Whenever Eazy-E broadcast himself to the world, he never failed to shock it. Introducing himself by way of N.W.A (Niggaz With Attitude), the group he cofounded in the mid-’80s with Ice Cube and Dr. Dre, the rapper — whose real name was Eric Wright — jolted the music biz as much as he did Middle America. And when the 31-year-old died of complications from AIDS on March 26, 1995, that shock seemed to come full circle.
Eazy-E first disclosed that he was dying from AIDS just 10 days earlier, in a statement read by his attorney, and those words stunned the hip-hop community. By implying that unprotected heterosexual sex was the cause of his affliction (he fathered seven children by six different women), Eazy-E seemed to concede that his swaggering, promiscuous lifestyle may indeed have been his downfall — and it served as a cautionary tale for others.
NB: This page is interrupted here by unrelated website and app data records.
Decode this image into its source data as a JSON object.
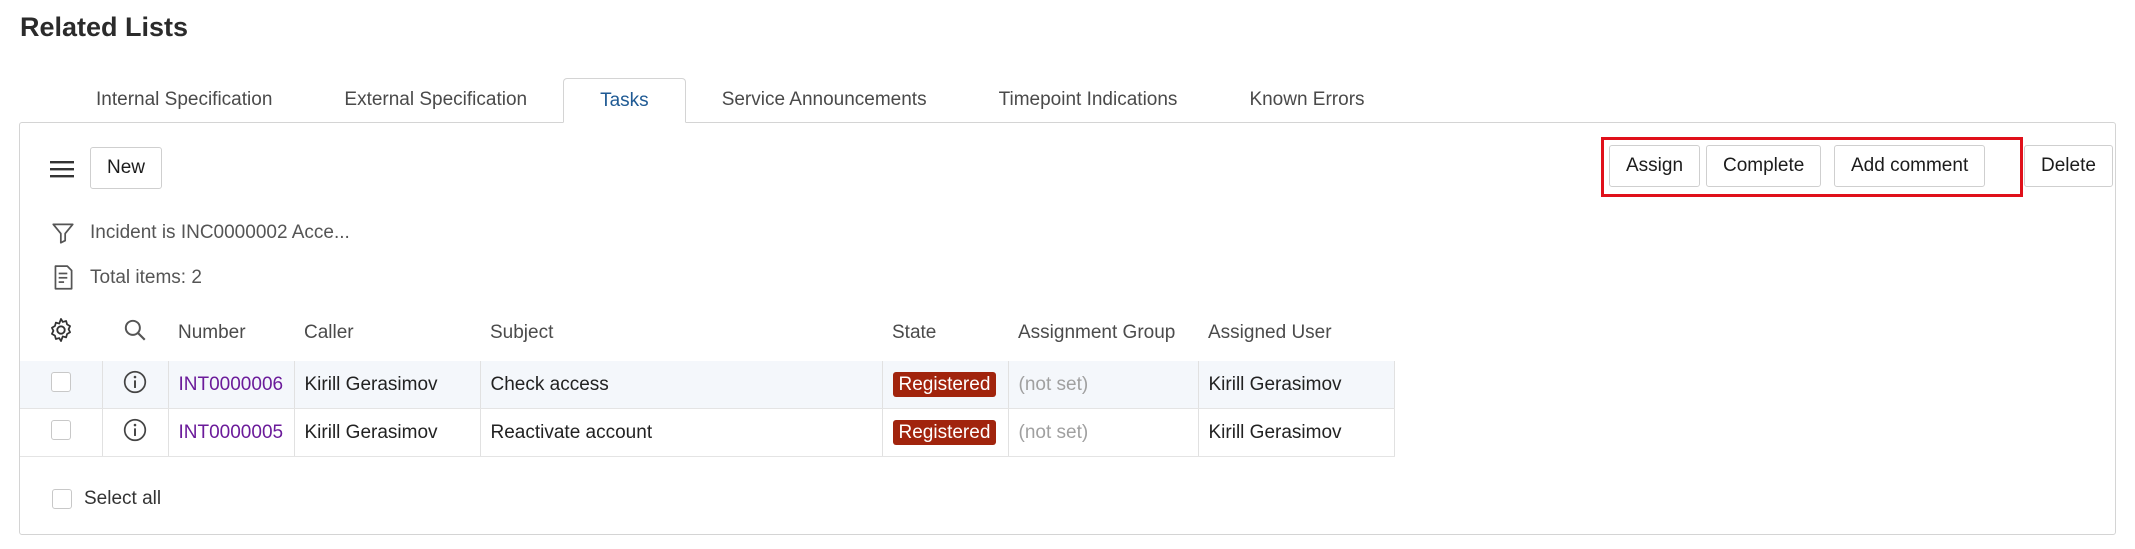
{
  "page": {
    "title": "Related Lists"
  },
  "tabs": [
    {
      "label": "Internal Specification"
    },
    {
      "label": "External Specification"
    },
    {
      "label": "Tasks"
    },
    {
      "label": "Service Announcements"
    },
    {
      "label": "Timepoint Indications"
    },
    {
      "label": "Known Errors"
    }
  ],
  "active_tab": "Tasks",
  "toolbar": {
    "new_label": "New",
    "assign_label": "Assign",
    "complete_label": "Complete",
    "add_comment_label": "Add comment",
    "delete_label": "Delete"
  },
  "filter": {
    "text": "Incident is INC0000002 Acce..."
  },
  "total": {
    "text": "Total items: 2"
  },
  "table": {
    "columns": {
      "number": "Number",
      "caller": "Caller",
      "subject": "Subject",
      "state": "State",
      "assignment_group": "Assignment Group",
      "assigned_user": "Assigned User"
    },
    "rows": [
      {
        "number": "INT0000006",
        "caller": "Kirill Gerasimov",
        "subject": "Check access",
        "state": "Registered",
        "assignment_group": "(not set)",
        "assigned_user": "Kirill Gerasimov"
      },
      {
        "number": "INT0000005",
        "caller": "Kirill Gerasimov",
        "subject": "Reactivate account",
        "state": "Registered",
        "assignment_group": "(not set)",
        "assigned_user": "Kirill Gerasimov"
      }
    ]
  },
  "select_all": {
    "label": "Select all"
  },
  "colors": {
    "active_tab": "#1f5a94",
    "link": "#6b1b9a",
    "state_badge": "#a1240d",
    "highlight_box": "#e0101a",
    "row_highlight": "#f4f7fb"
  },
  "icons": [
    "menu-icon",
    "filter-icon",
    "list-count-icon",
    "gear-icon",
    "search-icon",
    "info-icon"
  ]
}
As his former band mate DJ Yella said after his death, ”[It] has got a lot of people thinking, ‘Now, that’s close, it can’t get no closer but me getting it.”’
For N.W.A, Eazy-E’s passing was a strangely muted coda to the dazzling and sometimes brutal influence of their brief ride. The double-platinum acceptance of 1988’s blistering Straight Outta Compton by droves of middle- and upper-class white youths marked a major cultural shift, revealing the harsh realities of ghetto life to the suburbs. It crashed ears and sensibilities with a combination of ferocious rhythms and even fiercer lyrics. Its hallmark single, ”F— Tha Police,” was so unsettling it prompted the FBI to warn Ruthless Records — the group’s label, founded by Eazy-E in 1985 — that it ”took exception” to the song’s inflammatory message. By infiltrating the masses at the same time they were being condemned by them, N.W.A helped plant the seeds for the urbanization of pop culture.
The group’s popularity was confirmed with its second effort, Efil4zaggin, which topped the Billboard album charts in its second week of release. The group, however, had already begun to splinter and the members soon went solo, taking their distinctive talents with them: Dr. Dre had provided the beats, Ice Cube the rhymes, but Eazy, as one record exec told EW in 1995, ”was the personality.”
Eazy’s own persona was full of contradictions: He once donated $2,490 to the Republican party just so he could dine with President Bush, and he lent public support to one of the L.A. policemen involved in the Rodney King case. And yet, one irony was especially acute: While Tupac Shakur and the Notorious B.I.G. were shot down, it was Eazy-E, one of the original gangstas, who had fallen to his own vices. In the end, he was as significant a victim as he was an antagonist.
TIME CAPSULE: March 26, 1995
At the movies, the Dustin Hoffman-Rene Russo viral thriller, Outbreak, spends a third consecutive week at No. 1. On TV, NewsRadio, starring Dave Foley and Phil Hartman, premieres on NBC with a strong 26th-place showing. In music, Madonna’s uncharacteristically staid ballad ”Take a Bow” retains the top spot on Billboard‘s pop singles chart. And in the news, GOP candidate Alan Keyes enters the 1996 presidential race and becomes the first African American to mount a major campaign for the Republican nomination.